WHAT TO PRODUCE:
Check each line of the entries. Copy the ones that contain the string "Cumulative".

◇ ◇ ◇

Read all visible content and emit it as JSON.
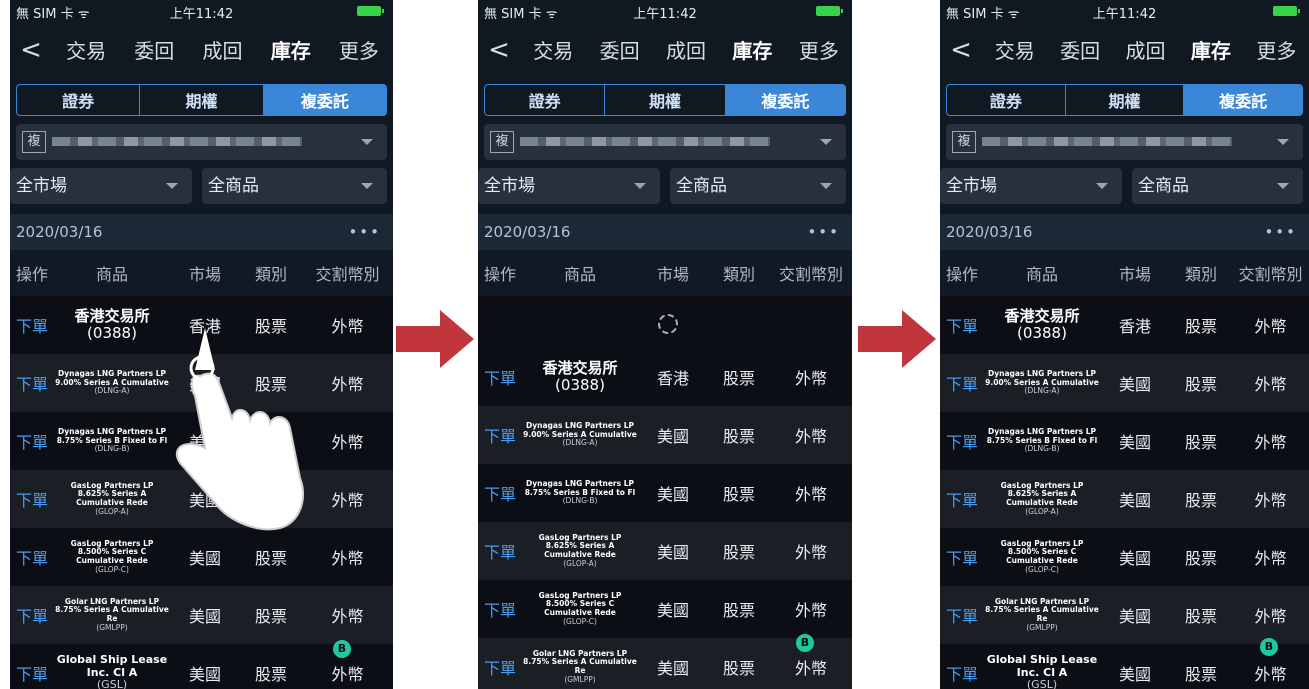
{
  "status": {
    "carrier": "無 SIM 卡 ᯤ",
    "time": "上午11:42"
  },
  "nav": {
    "back": "<",
    "items": [
      "交易",
      "委回",
      "成回",
      "庫存",
      "更多"
    ],
    "active_index": 3
  },
  "segments": {
    "items": [
      "證券",
      "期權",
      "複委託"
    ],
    "active_index": 2
  },
  "account": {
    "tag": "複"
  },
  "filters": {
    "market": "全市場",
    "product": "全商品"
  },
  "date": "2020/03/16",
  "more_dots": "•••",
  "table": {
    "headers": [
      "操作",
      "商品",
      "市場",
      "類別",
      "交割幣別"
    ],
    "rows": [
      {
        "action": "下單",
        "name": "香港交易所",
        "code": "(0388)",
        "market": "香港",
        "type": "股票",
        "currency": "外幣",
        "size": "big"
      },
      {
        "action": "下單",
        "name": "Dynagas LNG Partners LP 9.00% Series A Cumulative",
        "code": "(DLNG-A)",
        "market": "美國",
        "type": "股票",
        "currency": "外幣",
        "size": "small"
      },
      {
        "action": "下單",
        "name": "Dynagas LNG Partners LP 8.75% Series B Fixed to Fl",
        "code": "(DLNG-B)",
        "market": "美國",
        "type": "股票",
        "currency": "外幣",
        "size": "small"
      },
      {
        "action": "下單",
        "name": "GasLog Partners LP 8.625% Series A Cumulative Rede",
        "code": "(GLOP-A)",
        "market": "美國",
        "type": "股票",
        "currency": "外幣",
        "size": "small"
      },
      {
        "action": "下單",
        "name": "GasLog Partners LP 8.500% Series C Cumulative Rede",
        "code": "(GLOP-C)",
        "market": "美國",
        "type": "股票",
        "currency": "外幣",
        "size": "small"
      },
      {
        "action": "下單",
        "name": "Golar LNG Partners LP 8.75% Series A Cumulative Re",
        "code": "(GMLPP)",
        "market": "美國",
        "type": "股票",
        "currency": "外幣",
        "size": "small"
      },
      {
        "action": "下單",
        "name": "Global Ship Lease Inc. Cl A",
        "code": "(GSL)",
        "market": "美國",
        "type": "股票",
        "currency": "外幣",
        "size": "mid"
      }
    ]
  },
  "badge_icon": "chat-bubble-icon",
  "badge_text": "B",
  "colors": {
    "accent": "#3c86d8",
    "action": "#4b9bef",
    "arrow": "#c0363c",
    "badge": "#1fc9a0"
  }
}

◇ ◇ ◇

OUTPUT:
        "name": "Dynagas LNG Partners LP 9.00% Series A Cumulative",
        "name": "GasLog Partners LP 8.625% Series A Cumulative Rede",
        "name": "GasLog Partners LP 8.500% Series C Cumulative Rede",
        "name": "Golar LNG Partners LP 8.75% Series A Cumulative Re",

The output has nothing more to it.